**What this task involves**: Gather every line from the entries below that includes "false".
(Data for the task begins)
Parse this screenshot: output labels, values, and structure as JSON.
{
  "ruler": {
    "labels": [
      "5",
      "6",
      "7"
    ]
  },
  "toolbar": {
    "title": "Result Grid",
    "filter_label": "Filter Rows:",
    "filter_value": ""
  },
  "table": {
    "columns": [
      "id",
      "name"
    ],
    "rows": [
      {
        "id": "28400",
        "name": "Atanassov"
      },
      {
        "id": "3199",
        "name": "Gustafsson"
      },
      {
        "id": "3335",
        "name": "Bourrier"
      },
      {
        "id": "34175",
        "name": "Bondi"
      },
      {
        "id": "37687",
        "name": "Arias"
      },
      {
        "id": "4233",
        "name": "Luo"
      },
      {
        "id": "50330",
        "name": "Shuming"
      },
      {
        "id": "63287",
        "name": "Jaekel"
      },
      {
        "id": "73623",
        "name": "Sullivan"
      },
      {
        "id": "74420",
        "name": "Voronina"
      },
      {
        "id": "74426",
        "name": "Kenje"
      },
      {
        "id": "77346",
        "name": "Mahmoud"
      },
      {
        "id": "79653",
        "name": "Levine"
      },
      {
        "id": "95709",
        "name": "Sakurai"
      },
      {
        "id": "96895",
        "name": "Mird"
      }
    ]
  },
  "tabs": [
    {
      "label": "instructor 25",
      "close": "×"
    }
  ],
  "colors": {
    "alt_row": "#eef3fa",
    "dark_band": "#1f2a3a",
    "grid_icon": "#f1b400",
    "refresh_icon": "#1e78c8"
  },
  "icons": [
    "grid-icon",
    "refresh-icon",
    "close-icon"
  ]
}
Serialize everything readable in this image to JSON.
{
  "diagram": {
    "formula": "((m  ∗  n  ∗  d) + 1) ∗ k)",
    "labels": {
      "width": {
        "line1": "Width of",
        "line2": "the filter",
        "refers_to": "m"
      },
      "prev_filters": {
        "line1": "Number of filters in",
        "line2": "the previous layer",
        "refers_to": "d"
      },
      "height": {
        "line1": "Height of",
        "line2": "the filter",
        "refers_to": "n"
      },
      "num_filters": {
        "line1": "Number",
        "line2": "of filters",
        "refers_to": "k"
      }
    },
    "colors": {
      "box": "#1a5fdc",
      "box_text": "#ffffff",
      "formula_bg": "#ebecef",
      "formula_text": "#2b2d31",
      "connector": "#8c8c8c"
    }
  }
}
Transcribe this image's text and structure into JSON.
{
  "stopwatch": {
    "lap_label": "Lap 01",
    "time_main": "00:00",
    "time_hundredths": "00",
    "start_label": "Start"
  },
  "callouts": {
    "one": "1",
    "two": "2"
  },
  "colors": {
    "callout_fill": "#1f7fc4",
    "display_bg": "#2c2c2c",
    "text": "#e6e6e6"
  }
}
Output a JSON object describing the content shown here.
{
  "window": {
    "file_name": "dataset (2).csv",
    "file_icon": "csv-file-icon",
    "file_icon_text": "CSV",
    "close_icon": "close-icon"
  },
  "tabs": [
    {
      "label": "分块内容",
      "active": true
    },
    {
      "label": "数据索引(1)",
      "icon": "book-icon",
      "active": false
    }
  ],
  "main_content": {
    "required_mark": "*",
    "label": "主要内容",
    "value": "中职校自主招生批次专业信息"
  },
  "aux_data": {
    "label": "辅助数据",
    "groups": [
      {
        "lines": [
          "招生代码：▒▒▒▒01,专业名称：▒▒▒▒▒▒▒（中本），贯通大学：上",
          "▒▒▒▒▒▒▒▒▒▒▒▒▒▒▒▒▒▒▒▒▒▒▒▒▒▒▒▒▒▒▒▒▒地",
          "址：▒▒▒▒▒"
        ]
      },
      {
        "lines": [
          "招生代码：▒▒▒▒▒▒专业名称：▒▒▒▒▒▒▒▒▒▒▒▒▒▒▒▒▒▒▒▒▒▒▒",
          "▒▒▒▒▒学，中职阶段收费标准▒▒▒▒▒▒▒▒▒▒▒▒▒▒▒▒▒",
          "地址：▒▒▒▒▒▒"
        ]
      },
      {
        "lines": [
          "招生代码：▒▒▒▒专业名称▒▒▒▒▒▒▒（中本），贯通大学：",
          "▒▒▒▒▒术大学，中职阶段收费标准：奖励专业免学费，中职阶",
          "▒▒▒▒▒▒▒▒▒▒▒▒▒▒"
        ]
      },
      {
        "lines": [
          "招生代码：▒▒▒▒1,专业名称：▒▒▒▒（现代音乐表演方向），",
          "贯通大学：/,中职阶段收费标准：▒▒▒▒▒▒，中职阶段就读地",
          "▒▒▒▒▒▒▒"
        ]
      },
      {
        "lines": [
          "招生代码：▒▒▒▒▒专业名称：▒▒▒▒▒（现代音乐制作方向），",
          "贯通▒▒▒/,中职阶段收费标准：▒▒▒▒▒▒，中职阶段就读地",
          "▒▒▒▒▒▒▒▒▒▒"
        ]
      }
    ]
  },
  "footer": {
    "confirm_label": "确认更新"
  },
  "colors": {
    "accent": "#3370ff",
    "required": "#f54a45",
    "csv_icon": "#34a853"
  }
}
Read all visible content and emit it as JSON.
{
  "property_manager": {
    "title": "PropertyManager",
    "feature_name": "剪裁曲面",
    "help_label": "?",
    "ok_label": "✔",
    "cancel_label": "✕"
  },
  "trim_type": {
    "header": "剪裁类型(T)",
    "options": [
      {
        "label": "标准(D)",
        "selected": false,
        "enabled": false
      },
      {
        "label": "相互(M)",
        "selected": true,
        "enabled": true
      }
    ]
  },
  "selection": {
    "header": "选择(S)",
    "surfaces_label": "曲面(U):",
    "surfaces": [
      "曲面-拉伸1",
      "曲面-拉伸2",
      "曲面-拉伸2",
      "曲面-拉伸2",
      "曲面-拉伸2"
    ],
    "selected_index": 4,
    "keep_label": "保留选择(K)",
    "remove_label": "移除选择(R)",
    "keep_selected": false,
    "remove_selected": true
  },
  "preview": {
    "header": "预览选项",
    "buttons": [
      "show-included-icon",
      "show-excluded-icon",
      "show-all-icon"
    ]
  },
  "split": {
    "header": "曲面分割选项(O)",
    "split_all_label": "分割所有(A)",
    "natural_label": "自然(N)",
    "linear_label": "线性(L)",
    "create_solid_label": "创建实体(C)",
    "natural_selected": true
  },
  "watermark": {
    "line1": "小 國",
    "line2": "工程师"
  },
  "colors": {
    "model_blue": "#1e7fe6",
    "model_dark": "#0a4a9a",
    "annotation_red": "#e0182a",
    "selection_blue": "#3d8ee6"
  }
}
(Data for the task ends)
**Response to the task**:
      "active": false
        "selected": false,
        "enabled": false
    "keep_selected": false,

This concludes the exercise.